▶ EXERCISE
Would you please give all the lines below again, exactly as they stand?

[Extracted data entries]
##############################

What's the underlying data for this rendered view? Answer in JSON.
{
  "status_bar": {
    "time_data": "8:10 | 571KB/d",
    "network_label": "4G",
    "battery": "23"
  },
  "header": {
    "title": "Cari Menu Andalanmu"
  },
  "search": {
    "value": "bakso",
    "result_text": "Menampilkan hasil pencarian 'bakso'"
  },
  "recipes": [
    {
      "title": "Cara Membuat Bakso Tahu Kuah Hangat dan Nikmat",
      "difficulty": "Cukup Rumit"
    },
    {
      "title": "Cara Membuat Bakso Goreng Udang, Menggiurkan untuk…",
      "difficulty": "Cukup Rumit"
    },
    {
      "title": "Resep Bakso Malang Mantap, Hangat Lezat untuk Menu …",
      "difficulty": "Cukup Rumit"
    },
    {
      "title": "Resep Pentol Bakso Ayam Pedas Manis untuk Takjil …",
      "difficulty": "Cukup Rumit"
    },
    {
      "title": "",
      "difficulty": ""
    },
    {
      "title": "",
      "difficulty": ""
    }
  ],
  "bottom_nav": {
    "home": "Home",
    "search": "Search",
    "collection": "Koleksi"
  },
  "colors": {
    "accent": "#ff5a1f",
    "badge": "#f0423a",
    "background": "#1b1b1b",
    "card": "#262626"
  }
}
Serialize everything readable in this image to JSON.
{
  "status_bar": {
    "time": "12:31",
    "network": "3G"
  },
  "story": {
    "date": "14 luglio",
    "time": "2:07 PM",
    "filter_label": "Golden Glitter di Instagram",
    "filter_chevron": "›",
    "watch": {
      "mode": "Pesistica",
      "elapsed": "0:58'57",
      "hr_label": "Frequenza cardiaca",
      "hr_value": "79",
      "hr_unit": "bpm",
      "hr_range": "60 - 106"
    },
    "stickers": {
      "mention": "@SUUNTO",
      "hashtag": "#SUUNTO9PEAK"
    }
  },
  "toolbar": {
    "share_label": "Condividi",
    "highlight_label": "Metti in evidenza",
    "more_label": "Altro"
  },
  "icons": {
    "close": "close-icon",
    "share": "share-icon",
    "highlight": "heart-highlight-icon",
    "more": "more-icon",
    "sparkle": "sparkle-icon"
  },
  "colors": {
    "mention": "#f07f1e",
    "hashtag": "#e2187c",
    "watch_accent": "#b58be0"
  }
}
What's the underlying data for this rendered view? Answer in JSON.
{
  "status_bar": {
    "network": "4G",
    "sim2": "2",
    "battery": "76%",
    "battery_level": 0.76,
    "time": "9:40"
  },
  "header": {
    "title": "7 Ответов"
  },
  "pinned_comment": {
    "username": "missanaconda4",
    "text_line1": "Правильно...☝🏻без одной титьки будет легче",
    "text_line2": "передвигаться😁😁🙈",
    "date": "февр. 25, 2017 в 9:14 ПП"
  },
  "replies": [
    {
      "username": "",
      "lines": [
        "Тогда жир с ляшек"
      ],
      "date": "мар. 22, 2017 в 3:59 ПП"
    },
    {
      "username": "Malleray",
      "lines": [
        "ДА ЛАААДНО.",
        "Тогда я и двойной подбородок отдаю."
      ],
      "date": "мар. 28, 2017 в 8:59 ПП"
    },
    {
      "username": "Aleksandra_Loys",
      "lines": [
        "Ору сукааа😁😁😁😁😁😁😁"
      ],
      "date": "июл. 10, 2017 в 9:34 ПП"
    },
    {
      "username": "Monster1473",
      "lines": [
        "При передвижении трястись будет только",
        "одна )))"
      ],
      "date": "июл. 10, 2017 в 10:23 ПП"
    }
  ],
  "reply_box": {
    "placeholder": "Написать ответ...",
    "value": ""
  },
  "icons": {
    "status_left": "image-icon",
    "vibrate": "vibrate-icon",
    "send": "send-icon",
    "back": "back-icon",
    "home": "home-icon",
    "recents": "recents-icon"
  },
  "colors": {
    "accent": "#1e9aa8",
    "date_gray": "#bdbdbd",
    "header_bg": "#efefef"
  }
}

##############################

▶ TASK RESPONSE
What's the underlying data for this rendered view? Answer in JSON.
{
  "status_bar": {
    "time_data": "8:10 | 571KB/d",
    "network_label": "4G",
    "battery": "23"
  },
  "header": {
    "title": "Cari Menu Andalanmu"
  },
  "search": {
    "value": "bakso",
    "result_text": "Menampilkan hasil pencarian 'bakso'"
  },
  "recipes": [
    {
      "title": "Cara Membuat Bakso Tahu Kuah Hangat dan Nikmat",
      "difficulty": "Cukup Rumit"
    },
    {
      "title": "Cara Membuat Bakso Goreng Udang, Menggiurkan untuk…",
      "difficulty": "Cukup Rumit"
    },
    {
      "title": "Resep Bakso Malang Mantap, Hangat Lezat untuk Menu …",
      "difficulty": "Cukup Rumit"
    },
    {
      "title": "Resep Pentol Bakso Ayam Pedas Manis untuk Takjil …",
      "difficulty": "Cukup Rumit"
    },
    {
      "title": "",
      "difficulty": ""
    },
    {
      "title": "",
      "difficulty": ""
    }
  ],
  "bottom_nav": {
    "home": "Home",
    "search": "Search",
    "collection": "Koleksi"
  },
  "colors": {
    "accent": "#ff5a1f",
    "badge": "#f0423a",
    "background": "#1b1b1b",
    "card": "#262626"
  }
}
Serialize everything readable in this image to JSON.
{
  "status_bar": {
    "time": "12:31",
    "network": "3G"
  },
  "story": {
    "date": "14 luglio",
    "time": "2:07 PM",
    "filter_label": "Golden Glitter di Instagram",
    "filter_chevron": "›",
    "watch": {
      "mode": "Pesistica",
      "elapsed": "0:58'57",
      "hr_label": "Frequenza cardiaca",
      "hr_value": "79",
      "hr_unit": "bpm",
      "hr_range": "60 - 106"
    },
    "stickers": {
      "mention": "@SUUNTO",
      "hashtag": "#SUUNTO9PEAK"
    }
  },
  "toolbar": {
    "share_label": "Condividi",
    "highlight_label": "Metti in evidenza",
    "more_label": "Altro"
  },
  "icons": {
    "close": "close-icon",
    "share": "share-icon",
    "highlight": "heart-highlight-icon",
    "more": "more-icon",
    "sparkle": "sparkle-icon"
  },
  "colors": {
    "mention": "#f07f1e",
    "hashtag": "#e2187c",
    "watch_accent": "#b58be0"
  }
}
What's the underlying data for this rendered view? Answer in JSON.
{
  "status_bar": {
    "network": "4G",
    "sim2": "2",
    "battery": "76%",
    "battery_level": 0.76,
    "time": "9:40"
  },
  "header": {
    "title": "7 Ответов"
  },
  "pinned_comment": {
    "username": "missanaconda4",
    "text_line1": "Правильно...☝🏻без одной титьки будет легче",
    "text_line2": "передвигаться😁😁🙈",
    "date": "февр. 25, 2017 в 9:14 ПП"
  },
  "replies": [
    {
      "username": "",
      "lines": [
        "Тогда жир с ляшек"
      ],
      "date": "мар. 22, 2017 в 3:59 ПП"
    },
    {
      "username": "Malleray",
      "lines": [
        "ДА ЛАААДНО.",
        "Тогда я и двойной подбородок отдаю."
      ],
      "date": "мар. 28, 2017 в 8:59 ПП"
    },
    {
      "username": "Aleksandra_Loys",
      "lines": [
        "Ору сукааа😁😁😁😁😁😁😁"
      ],
      "date": "июл. 10, 2017 в 9:34 ПП"
    },
    {
      "username": "Monster1473",
      "lines": [
        "При передвижении трястись будет только",
        "одна )))"
      ],
      "date": "июл. 10, 2017 в 10:23 ПП"
    }
  ],
  "reply_box": {
    "placeholder": "Написать ответ...",
    "value": ""
  },
  "icons": {
    "status_left": "image-icon",
    "vibrate": "vibrate-icon",
    "send": "send-icon",
    "back": "back-icon",
    "home": "home-icon",
    "recents": "recents-icon"
  },
  "colors": {
    "accent": "#1e9aa8",
    "date_gray": "#bdbdbd",
    "header_bg": "#efefef"
  }
}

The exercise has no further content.